What drives nickel prices: A structural VAR approach
Lars G. Ehrlich
No 186, HWWI Research Papers from Hamburg Institute of International Economics (HWWI)
Metal markets play a major role in the challenging area of natural resource economics and have a forceful impact on global and local development. Understanding the behaviour and nature of metal price fluctuation is an essential element for taking countermeasures. Nickel is an indispensable element for modern steel industries and therefore crucial to industrial countries. This paper presents a structural model to explain price fluctuations in the international nickel market. On the basis of a unique long-term data set from 1867 to 2015, demand and supply shocks affecting the real prices of nickel are identified by using a Structural Vector Autoregression (SVAR) model and are traced back to historical developments in the nickel market. The results demonstrate that in the late 19th century real nickel prices were most affected by 'nickel-specific' demand shocks as well as "nickel supply" shocks. While over the course of the 20th century the weight of positive "world domestic product driven" demand shocks grew, from 1980 on nickel-specific demand shocks had the most influence on nickel price development.
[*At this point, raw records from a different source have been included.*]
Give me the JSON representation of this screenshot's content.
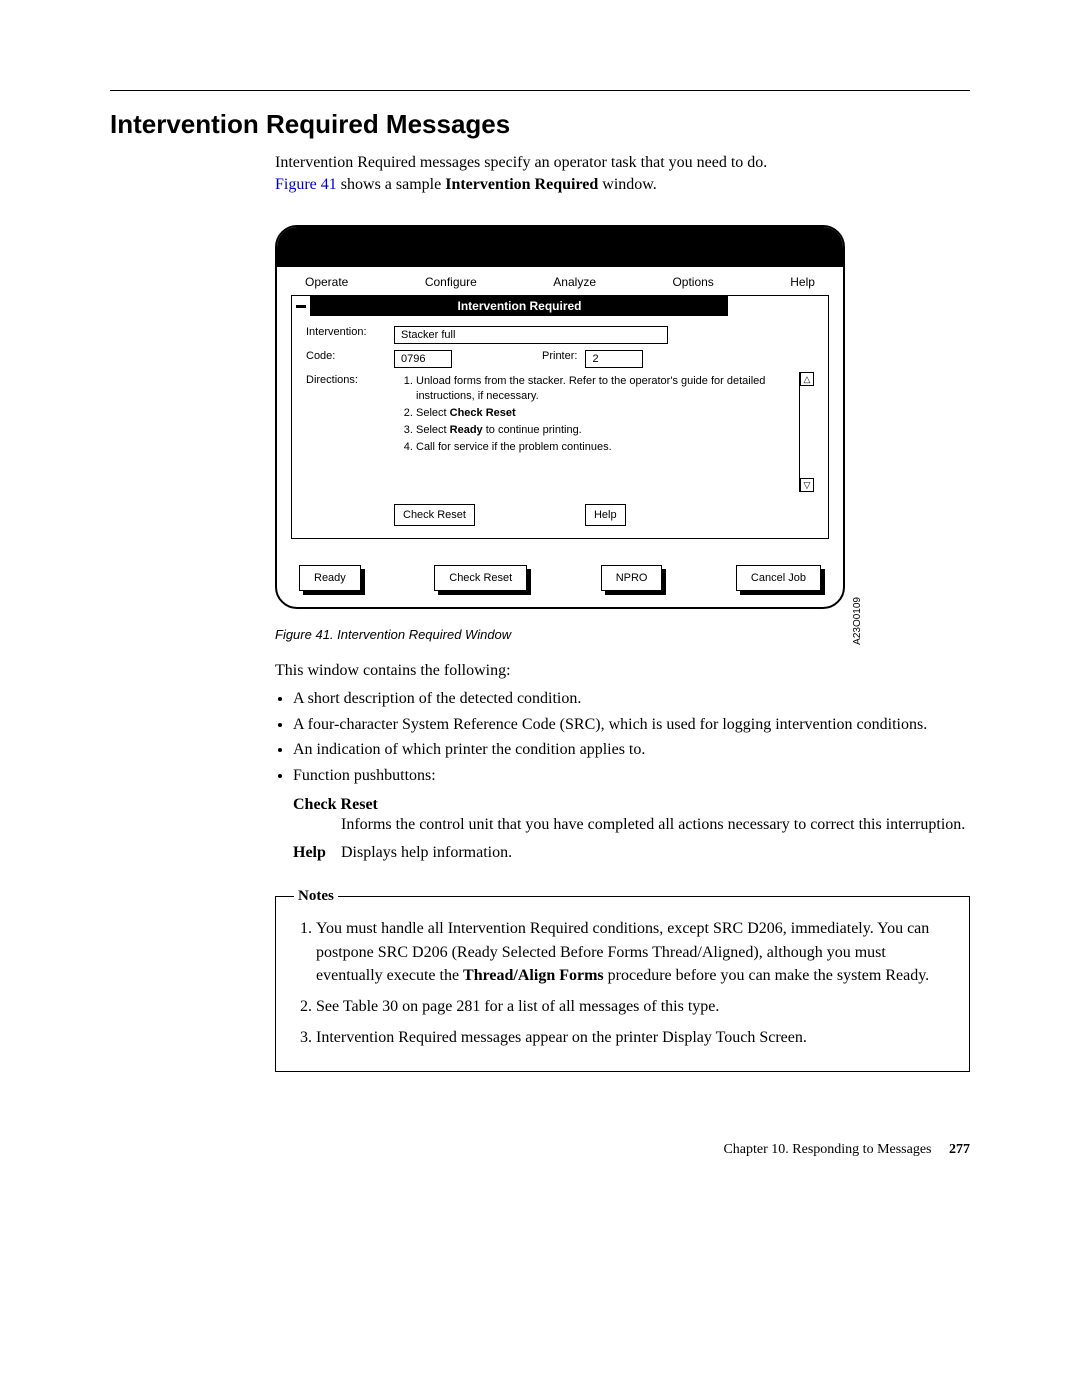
{
  "heading": "Intervention Required Messages",
  "intro_1": "Intervention Required messages specify an operator task that you need to do.",
  "intro_link": "Figure 41",
  "intro_2_before": " shows a sample ",
  "intro_2_bold": "Intervention Required",
  "intro_2_after": " window.",
  "figure": {
    "menu": {
      "operate": "Operate",
      "configure": "Configure",
      "analyze": "Analyze",
      "options": "Options",
      "help": "Help"
    },
    "inner_title": "Intervention Required",
    "labels": {
      "intervention": "Intervention:",
      "code": "Code:",
      "printer": "Printer:",
      "directions": "Directions:"
    },
    "values": {
      "intervention": "Stacker full",
      "code": "0796",
      "printer": "2"
    },
    "directions": {
      "d1": "Unload forms from the stacker. Refer to the operator's guide for detailed instructions, if necessary.",
      "d2a": "Select ",
      "d2b": "Check Reset",
      "d3a": "Select ",
      "d3b": "Ready",
      "d3c": " to continue printing.",
      "d4": "Call for service if the problem continues."
    },
    "inner_buttons": {
      "check_reset": "Check Reset",
      "help": "Help"
    },
    "bottom_buttons": {
      "ready": "Ready",
      "check_reset": "Check Reset",
      "npro": "NPRO",
      "cancel_job": "Cancel Job"
    },
    "side_code": "A23O0109",
    "caption": "Figure 41. Intervention Required Window"
  },
  "after_fig_intro": "This window contains the following:",
  "bullets": {
    "b1": "A short description of the detected condition.",
    "b2": "A four-character System Reference Code (SRC), which is used for logging intervention conditions.",
    "b3": "An indication of which printer the condition applies to.",
    "b4": "Function pushbuttons:"
  },
  "defs": {
    "check_reset_term": "Check Reset",
    "check_reset_def": "Informs the control unit that you have completed all actions necessary to correct this interruption.",
    "help_term": "Help",
    "help_def": "Displays help information."
  },
  "notes": {
    "legend": "Notes",
    "n1a": "You must handle all Intervention Required conditions, except SRC D206, immediately. You can postpone SRC D206 (Ready Selected Before Forms Thread/Aligned), although you must eventually execute the ",
    "n1b": "Thread/Align Forms",
    "n1c": " procedure before you can make the system Ready.",
    "n2": "See Table 30 on page 281 for a list of all messages of this type.",
    "n3": "Intervention Required messages appear on the printer Display Touch Screen."
  },
  "footer": {
    "chapter": "Chapter 10. Responding to Messages",
    "page": "277"
  }
}
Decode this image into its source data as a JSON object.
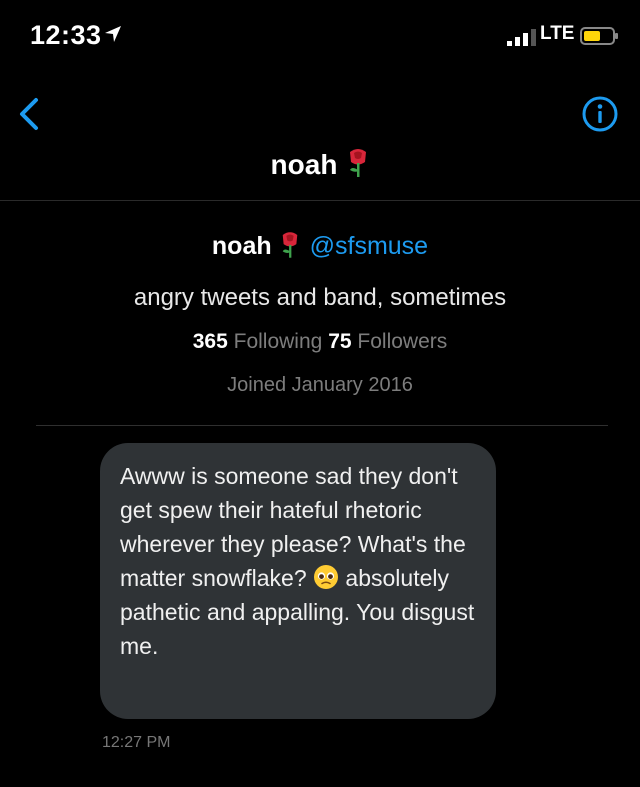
{
  "status_bar": {
    "time": "12:33",
    "network": "LTE",
    "location_icon": "location-arrow-icon",
    "signal_icon": "signal-bars-icon",
    "battery_icon": "battery-icon",
    "battery_color": "#ffd60a"
  },
  "nav": {
    "back_icon": "chevron-left-icon",
    "info_icon": "info-circle-icon",
    "title": "noah",
    "title_emoji": "rose-icon",
    "accent": "#1d9bf0"
  },
  "profile": {
    "name": "noah",
    "handle": "@sfsmuse",
    "bio": "angry tweets and band, sometimes",
    "following_count": "365",
    "following_label": "Following",
    "followers_count": "75",
    "followers_label": "Followers",
    "joined": "Joined January 2016"
  },
  "message": {
    "text_before_emoji": "Awww is someone sad they don't get spew their hateful rhetoric wherever they please? What's the matter snowflake?",
    "emoji": "pleading-face-icon",
    "text_after_emoji": "absolutely pathetic and appalling. You disgust me.",
    "timestamp": "12:27 PM"
  }
}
These findings underline the need to analyse the driving forces of metal prices individually and thereby take its particular features into account rather than generalising over a broad spectrum of mineral commodities.
New Economics Papers: this item is included in nep-his
References: View references in EconPapers View complete reference list from CitEc
Citations Track citations by RSS feed
Downloads: (external link)
This item may be available elsewhere in EconPapers: Search for items with the same title.
Export reference: BibTeX
RIS (EndNote, ProCite, RefMan)
Persistent link: https://EconPapers.repec.org/RePEc:zbw:hwwirp:186
Access Statistics for this paper
More papers in HWWI Research Papers from Hamburg Institute of International Economics (HWWI) Contact information at EDIRC.
Bibliographic data for series maintained by ZBW - Leibniz Information Centre for Economics ().